On Wednesday (2nd July), Pagefield, the London Press Club and The Telegraph hosted a discussion on the media, the internet and the 2015 general election. We brought together some of the leading lights of the online journalism community, with Isabel Hardman of the Spectator and Daily Telegraph chairing Mark Ferguson of LabourList, Jim Waterson of Buzzfeed, Harry Cole of Guido Fawkes and The Telegraph’s Chris Hope.
Here are the five things we learnt:
Westminster still doesn’t understand ‘internet politics’
Although every recent election has been touted as the ‘internet election’, our panellists agreed that Westminster has yet to get on top of ‘internet politics’. Their collected experiences read like a spin doctor’s playbook from the days of AOL (ah – a simpler time), with offences ranging from insistent ‘take-down’ requests that misunderstand the permanence of online content, too often comical and occasionally disastrous misappropriations of BuzzFeed for press releases. Westminster’s finest clearly haven’t ‘got’ online politics yet.
The ‘Bubble’ – bigger, but not burst
One of the key selling points of the internet is its supposed ability to broaden the impact of politics and involve more people in debates.
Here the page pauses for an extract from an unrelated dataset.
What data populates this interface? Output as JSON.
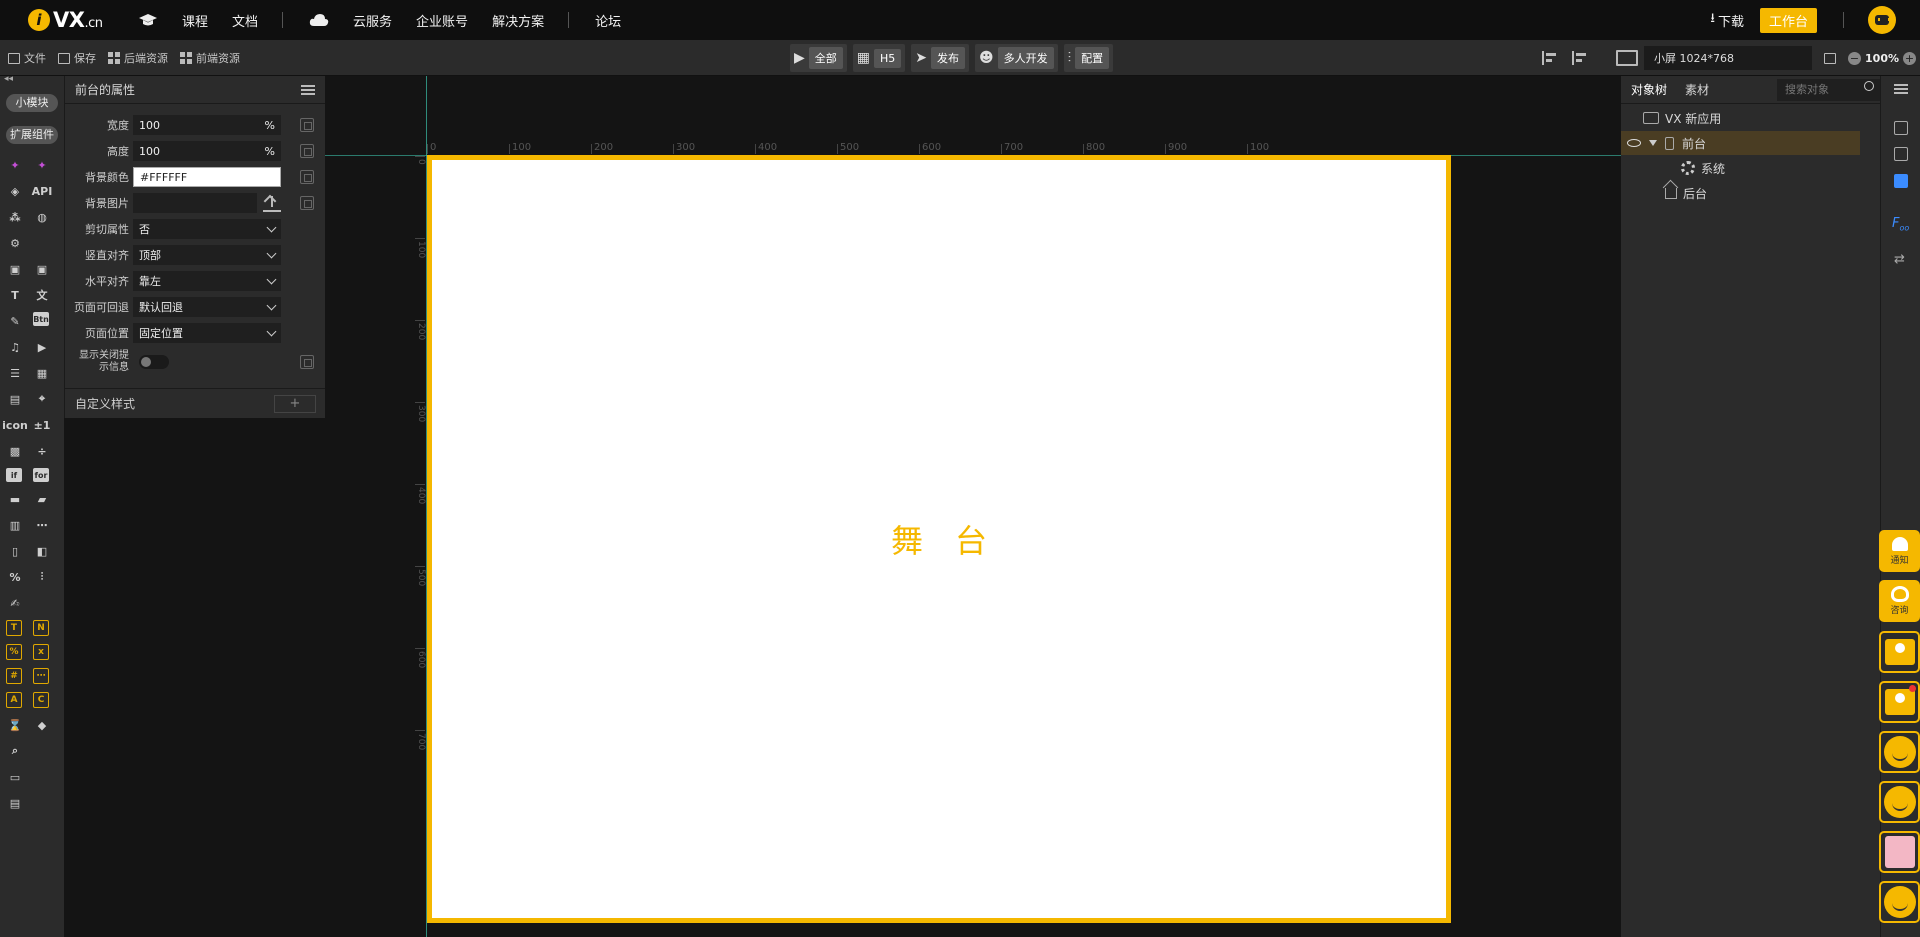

While this has been a consequence of the widespread adoption of social media (particularly Twitter) by those in the Westminster Bubble, Isabel Hardman astutely observed the impact of this has been fairly limited. Engagement may have deepened beyond lobby journalists and politicos, but this has done little to engage the wider population. In essence, the Bubble is now bigger, but remains a bubble.
The timings they are a changing
Chris Hope explained the effect that the internet has had on media timing. Only a few brave (and paywalled) souls hang on to late night publication for the morning editions. A story is now much more likely to be broken as soon as the copy is done. Spinners take note. Cole and Ferguson also noted changes in the ‘cadence’ of their site traffic with a bias towards late nights (9pm – midnight sees a big chunk of the traffic). Timing also impacts content itself – consumers of news need their fix quickly. Buzzfeed now grapples with producing content that can load and be consumed between the home and the bus stop.
No more Tuckers
‘Internet politics’ has eroded the old structures of command and control. This was evident in Chris Hope’s observation that advisors in parliament’s gallery often spend PMQs glued to Twitter, rather than watching in person. Westminster spinners shouts of ‘take that down’ have become lost and pressure from SpAds to write a specific line can often result in the opposite being taken.
Finally, a simple prediction from our panellists – expect the unexpected. Cole espoused the virtues of mobile video for testing politicians, and predicted an apology or resignation due to some off-script-smartphone-captured-gaffery. He also foresaw a larger role for online ‘squirrels’ A.K.A unwelcome distractions (see here) dropped by the enemy to draw focus from announcements, such as Labour’s recent Owl policy – accidental or clever? Hope also warned of a flood of the latest fad, the selfie, so let’s bid a fond farewell to gravitas as we wave in the ‘selfie election’.